The idea didn't seem so outlandish at the time. Not for a city about to open a spanking new $720 million stadium, and surely not for a team with Peyton Manning under center.
Hosting a Super Bowl would put Indianapolis on the map, sure. Give residents something to do, too, like talk to those people with the funny accents from New York or ride the new zip lines downtown.
But couldn't Colts fans dream of the day when their team became the first home team to play in the big game?
Then Manning got hurt. And the Colts went south in less time than it takes to complete a warmup lap at the Speedway.
Now, on the eve of what was supposed to be a glorious week in Indianapolis, the home team is a dysfunctional mess.
A joint statement issued Friday by Manning and Colts owner Jim Irsay claimed otherwise, though that was to be expected. The dirty laundry aired publicly the previous few days was so distasteful that something had to be said to get the attention off the home team and back on a game that means so much to the city's pride.
The self-styled great protector of the horseshoe himself - that would be Irsay - says it was all a misunderstanding. Surely not anything that a good talk between friends - or, say, a payment of $28 million - couldn't resolve.
Manning got the talk. Whether he gets the check will ultimately determine just how friendly the owner and his quarterback really are.
The Colts seem ready to move on without the face of their franchise, a player so valuable that they may not have been able to build their new stadium without him. Manning transformed a woeful franchise into a perennial playoff contender, taking the Colts to two Super Bowls and winning one. The prospect of even better times ahead helped Indianapolis residents swallow the increased taxes they were forced to pony up for the new stadium, which opened in 2008.

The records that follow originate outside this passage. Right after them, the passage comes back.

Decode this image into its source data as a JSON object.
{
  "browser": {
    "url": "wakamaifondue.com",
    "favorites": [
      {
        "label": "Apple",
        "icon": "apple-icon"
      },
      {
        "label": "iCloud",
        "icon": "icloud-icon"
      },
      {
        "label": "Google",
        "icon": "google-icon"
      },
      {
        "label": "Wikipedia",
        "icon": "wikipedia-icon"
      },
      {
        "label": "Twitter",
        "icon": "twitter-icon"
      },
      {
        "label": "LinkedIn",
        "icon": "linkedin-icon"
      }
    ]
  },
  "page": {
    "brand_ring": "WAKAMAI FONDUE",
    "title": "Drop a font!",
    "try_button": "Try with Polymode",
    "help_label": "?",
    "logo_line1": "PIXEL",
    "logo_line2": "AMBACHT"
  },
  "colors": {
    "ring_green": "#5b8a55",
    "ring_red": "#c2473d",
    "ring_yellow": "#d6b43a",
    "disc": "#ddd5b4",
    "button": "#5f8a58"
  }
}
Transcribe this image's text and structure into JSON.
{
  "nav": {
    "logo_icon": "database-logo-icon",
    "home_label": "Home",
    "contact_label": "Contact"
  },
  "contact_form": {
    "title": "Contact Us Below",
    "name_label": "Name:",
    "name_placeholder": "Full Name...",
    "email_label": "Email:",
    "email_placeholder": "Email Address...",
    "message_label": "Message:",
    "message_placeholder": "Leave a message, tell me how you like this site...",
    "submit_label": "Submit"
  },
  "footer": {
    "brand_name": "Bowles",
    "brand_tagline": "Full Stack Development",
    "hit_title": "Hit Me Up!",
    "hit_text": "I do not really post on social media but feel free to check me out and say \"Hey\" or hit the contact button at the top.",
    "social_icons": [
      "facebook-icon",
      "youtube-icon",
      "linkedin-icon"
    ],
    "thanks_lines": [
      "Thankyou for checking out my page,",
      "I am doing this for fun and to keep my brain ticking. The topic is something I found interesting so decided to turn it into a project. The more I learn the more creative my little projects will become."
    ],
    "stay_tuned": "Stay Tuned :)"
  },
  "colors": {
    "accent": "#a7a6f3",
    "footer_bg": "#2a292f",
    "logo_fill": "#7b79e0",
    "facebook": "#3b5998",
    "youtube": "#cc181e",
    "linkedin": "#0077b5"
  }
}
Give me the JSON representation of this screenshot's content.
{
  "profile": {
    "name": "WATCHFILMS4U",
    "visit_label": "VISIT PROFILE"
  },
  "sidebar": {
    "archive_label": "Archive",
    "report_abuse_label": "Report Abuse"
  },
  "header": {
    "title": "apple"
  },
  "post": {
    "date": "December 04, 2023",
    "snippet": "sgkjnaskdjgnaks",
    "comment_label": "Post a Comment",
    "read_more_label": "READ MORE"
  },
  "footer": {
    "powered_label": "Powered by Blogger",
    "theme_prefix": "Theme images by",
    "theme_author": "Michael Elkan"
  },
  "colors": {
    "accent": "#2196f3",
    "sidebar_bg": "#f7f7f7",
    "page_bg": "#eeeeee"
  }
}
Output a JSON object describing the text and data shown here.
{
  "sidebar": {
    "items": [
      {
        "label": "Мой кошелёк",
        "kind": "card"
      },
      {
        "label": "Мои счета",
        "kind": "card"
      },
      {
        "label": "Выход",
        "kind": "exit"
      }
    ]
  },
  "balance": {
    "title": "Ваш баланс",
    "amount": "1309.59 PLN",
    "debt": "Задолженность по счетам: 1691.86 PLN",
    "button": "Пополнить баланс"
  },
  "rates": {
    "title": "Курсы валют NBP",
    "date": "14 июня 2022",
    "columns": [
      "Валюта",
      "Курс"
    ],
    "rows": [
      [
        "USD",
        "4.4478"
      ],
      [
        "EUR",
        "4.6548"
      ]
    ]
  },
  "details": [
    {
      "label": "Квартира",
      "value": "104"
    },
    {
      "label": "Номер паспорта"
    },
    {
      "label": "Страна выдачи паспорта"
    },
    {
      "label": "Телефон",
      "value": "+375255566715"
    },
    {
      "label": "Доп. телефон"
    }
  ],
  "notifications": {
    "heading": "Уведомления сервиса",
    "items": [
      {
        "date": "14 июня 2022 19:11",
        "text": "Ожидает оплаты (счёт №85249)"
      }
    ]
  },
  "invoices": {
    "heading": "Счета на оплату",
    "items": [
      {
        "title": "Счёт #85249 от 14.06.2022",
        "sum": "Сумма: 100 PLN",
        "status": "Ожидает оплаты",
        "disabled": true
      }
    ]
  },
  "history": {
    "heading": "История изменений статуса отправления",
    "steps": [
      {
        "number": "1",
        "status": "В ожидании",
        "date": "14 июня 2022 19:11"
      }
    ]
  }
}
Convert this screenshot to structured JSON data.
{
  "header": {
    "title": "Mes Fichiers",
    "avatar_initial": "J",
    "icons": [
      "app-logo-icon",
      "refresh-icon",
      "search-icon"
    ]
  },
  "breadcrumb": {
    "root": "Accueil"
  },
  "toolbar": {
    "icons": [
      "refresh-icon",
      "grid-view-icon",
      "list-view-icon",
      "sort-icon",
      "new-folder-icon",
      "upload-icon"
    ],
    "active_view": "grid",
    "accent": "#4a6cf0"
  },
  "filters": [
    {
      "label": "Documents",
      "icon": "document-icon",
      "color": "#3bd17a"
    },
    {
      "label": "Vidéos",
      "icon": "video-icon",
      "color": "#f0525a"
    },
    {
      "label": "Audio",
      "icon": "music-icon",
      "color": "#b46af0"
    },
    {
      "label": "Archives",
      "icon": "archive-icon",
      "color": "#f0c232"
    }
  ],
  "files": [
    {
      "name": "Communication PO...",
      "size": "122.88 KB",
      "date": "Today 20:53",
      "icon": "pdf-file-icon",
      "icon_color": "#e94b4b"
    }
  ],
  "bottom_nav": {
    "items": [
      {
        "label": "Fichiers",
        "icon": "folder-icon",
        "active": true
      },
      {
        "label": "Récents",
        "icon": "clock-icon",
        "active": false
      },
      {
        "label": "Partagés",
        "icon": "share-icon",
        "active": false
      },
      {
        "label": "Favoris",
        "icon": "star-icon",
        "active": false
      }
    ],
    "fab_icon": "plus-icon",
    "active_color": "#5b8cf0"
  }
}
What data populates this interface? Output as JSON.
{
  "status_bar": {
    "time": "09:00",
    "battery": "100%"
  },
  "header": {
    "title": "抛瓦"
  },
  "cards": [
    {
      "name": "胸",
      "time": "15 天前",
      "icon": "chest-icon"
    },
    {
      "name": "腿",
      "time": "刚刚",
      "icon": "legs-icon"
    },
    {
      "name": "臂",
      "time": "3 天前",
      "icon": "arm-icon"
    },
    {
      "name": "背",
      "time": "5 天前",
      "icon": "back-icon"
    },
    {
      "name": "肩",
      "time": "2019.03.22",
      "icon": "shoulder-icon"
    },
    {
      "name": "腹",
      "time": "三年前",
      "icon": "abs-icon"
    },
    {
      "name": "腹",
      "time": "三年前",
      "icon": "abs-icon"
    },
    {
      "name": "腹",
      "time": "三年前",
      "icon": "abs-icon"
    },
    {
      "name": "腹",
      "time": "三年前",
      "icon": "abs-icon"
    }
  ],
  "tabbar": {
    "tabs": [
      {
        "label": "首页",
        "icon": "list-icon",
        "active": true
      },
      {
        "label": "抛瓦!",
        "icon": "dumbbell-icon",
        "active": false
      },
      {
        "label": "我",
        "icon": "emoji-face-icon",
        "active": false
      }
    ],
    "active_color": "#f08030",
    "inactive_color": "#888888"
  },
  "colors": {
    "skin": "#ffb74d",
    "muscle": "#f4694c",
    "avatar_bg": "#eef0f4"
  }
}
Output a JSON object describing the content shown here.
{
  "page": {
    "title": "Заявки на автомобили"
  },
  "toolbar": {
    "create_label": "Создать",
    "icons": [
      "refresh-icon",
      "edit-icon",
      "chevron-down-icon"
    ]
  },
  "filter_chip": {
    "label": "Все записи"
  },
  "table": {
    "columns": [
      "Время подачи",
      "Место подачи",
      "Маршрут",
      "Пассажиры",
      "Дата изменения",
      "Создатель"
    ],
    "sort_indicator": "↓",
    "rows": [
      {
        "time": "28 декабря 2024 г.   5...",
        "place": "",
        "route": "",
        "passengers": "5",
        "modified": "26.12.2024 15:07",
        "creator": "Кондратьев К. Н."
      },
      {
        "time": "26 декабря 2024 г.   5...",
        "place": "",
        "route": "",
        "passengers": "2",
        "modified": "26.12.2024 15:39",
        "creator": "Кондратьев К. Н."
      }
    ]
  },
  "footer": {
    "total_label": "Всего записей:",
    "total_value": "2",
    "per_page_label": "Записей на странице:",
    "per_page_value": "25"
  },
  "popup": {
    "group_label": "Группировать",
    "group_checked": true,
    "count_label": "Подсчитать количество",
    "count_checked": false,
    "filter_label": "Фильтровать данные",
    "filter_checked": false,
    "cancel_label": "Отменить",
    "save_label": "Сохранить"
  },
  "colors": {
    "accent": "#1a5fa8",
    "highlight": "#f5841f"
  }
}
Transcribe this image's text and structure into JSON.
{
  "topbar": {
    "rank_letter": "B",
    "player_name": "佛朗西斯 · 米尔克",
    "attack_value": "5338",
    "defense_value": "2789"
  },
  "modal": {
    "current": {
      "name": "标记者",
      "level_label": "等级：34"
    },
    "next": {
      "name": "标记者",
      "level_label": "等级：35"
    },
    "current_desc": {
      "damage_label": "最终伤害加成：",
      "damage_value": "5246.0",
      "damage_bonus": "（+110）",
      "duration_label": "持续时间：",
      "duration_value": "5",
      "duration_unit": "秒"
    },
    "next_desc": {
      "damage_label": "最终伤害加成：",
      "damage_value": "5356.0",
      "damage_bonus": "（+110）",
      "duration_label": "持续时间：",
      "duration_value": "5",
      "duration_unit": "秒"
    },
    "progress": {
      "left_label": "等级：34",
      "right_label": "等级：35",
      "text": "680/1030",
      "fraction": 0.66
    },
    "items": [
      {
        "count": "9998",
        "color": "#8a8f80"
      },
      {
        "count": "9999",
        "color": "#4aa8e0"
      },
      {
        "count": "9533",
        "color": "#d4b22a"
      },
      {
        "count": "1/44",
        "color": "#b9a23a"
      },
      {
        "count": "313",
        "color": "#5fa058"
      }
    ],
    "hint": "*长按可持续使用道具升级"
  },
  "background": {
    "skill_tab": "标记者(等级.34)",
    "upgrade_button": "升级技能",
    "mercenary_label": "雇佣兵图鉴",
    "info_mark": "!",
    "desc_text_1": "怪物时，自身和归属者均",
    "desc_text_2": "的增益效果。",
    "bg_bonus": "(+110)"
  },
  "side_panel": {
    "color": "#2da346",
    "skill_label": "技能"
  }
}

The NFL gave the city a Super Bowl as a reward, something that seems to have boosted civic pride even if few area residents will actually get inside the Lucas Oil Stadium for the event. As an added bonus, it gave Colts fans a chance to forget about a 2-14 season that was doomed the moment the first rumors about Manning's health began circulating during the summer.
But Irsay couldn't stop firing people. Manning couldn't keep his mouth shut.
And instead of happy chatter about the Super Bowl coming to town, the buzz in Indy in recent days has been a definite downer.
He's owed $28 million by March 8 if the Colts are to keep him, but that's just part of the problem. The Colts are almost sure to use their No. 1 draft pick on Stanford's Andrew Luck, and it doesn't make much sense to be paying millions of dollars to two different quarterbacks - especially if there's no guarantee Manning will even be healthy enough to play again.
In Irsay's defense, there's no real template on how to handle this. Money aside, he still has to think about the future of the team, and that future likely doesn't include an aging and suddenly fragile Manning.
That it came down to the owner and the star player sniping at each other this week was perhaps inevitable. Decision time is coming, and it's becoming increasingly clear what that decision has to be.
Odds are Manning is done playing for the Colts, perhaps even done playing football entirely. Those reading tea leaves surely noted that the joint statement Manning and Irsay issued on Friday contained no reference to Manning playing for the team again, no reassurance that he was healing and would be able to play quarterback again.
Tim Dahlberg is a national sports columnist for The Associated Press. Write to him at tdahlberg(at)ap.org or at http://twitter.com/timdahlberg